=== Raw data ===

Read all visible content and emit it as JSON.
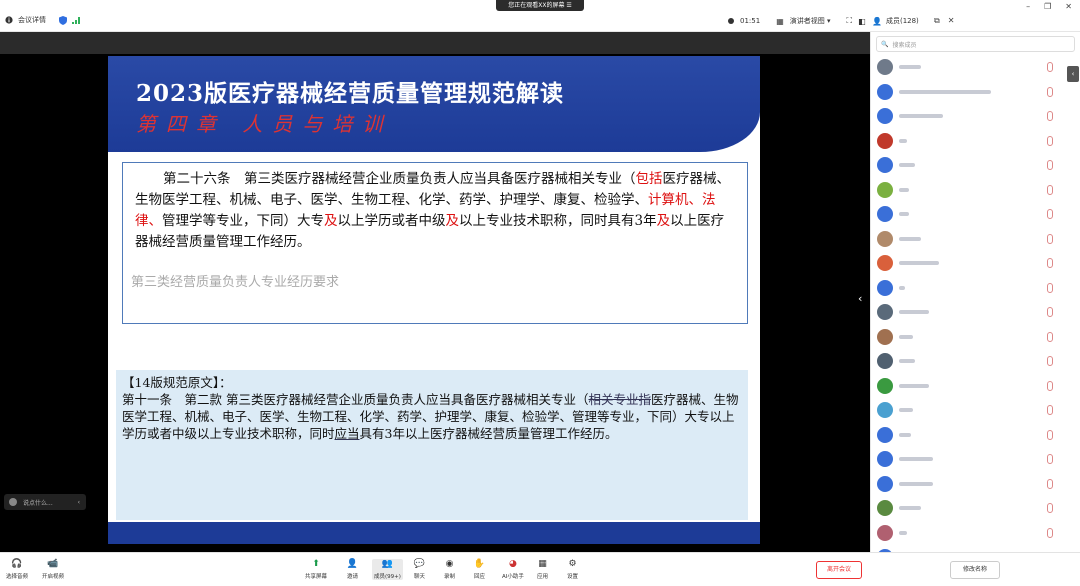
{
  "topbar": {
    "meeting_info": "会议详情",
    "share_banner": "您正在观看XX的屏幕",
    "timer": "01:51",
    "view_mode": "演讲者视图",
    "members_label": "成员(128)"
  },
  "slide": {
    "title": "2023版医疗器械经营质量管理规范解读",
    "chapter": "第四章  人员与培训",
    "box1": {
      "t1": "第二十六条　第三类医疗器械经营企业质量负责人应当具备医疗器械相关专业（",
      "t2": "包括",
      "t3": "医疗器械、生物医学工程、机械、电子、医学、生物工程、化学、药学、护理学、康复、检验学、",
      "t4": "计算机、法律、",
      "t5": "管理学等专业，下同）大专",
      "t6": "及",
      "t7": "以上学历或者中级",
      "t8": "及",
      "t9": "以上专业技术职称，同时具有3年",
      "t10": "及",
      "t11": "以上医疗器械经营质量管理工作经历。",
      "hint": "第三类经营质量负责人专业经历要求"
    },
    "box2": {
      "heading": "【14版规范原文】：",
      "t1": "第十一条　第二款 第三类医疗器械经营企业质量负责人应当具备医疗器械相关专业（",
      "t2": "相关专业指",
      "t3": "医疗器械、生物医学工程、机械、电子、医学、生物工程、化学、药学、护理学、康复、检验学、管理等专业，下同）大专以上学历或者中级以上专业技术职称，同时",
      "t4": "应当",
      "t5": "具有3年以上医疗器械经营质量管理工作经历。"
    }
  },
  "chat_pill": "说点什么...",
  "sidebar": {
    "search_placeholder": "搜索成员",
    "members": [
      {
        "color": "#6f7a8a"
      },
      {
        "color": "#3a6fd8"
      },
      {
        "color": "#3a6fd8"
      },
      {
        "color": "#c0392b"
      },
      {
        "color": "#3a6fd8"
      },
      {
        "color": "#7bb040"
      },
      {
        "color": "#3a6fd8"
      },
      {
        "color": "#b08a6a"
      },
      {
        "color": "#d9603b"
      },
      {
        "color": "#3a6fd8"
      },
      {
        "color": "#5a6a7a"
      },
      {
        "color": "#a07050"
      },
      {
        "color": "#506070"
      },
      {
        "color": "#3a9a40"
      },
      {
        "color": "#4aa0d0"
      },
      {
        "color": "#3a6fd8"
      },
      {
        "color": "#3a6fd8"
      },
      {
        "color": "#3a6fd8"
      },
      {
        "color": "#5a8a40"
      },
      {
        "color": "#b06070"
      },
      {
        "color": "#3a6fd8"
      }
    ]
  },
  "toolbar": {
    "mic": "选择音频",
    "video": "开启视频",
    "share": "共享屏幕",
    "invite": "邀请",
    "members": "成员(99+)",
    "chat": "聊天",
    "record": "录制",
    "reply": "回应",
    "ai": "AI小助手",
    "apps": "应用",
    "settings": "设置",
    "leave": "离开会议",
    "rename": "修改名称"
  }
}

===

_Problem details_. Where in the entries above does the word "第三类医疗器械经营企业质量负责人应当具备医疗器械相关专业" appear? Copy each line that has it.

_Task output_.
      "t1": "第二十六条　第三类医疗器械经营企业质量负责人应当具备医疗器械相关专业（",
      "t1": "第十一条　第二款 第三类医疗器械经营企业质量负责人应当具备医疗器械相关专业（",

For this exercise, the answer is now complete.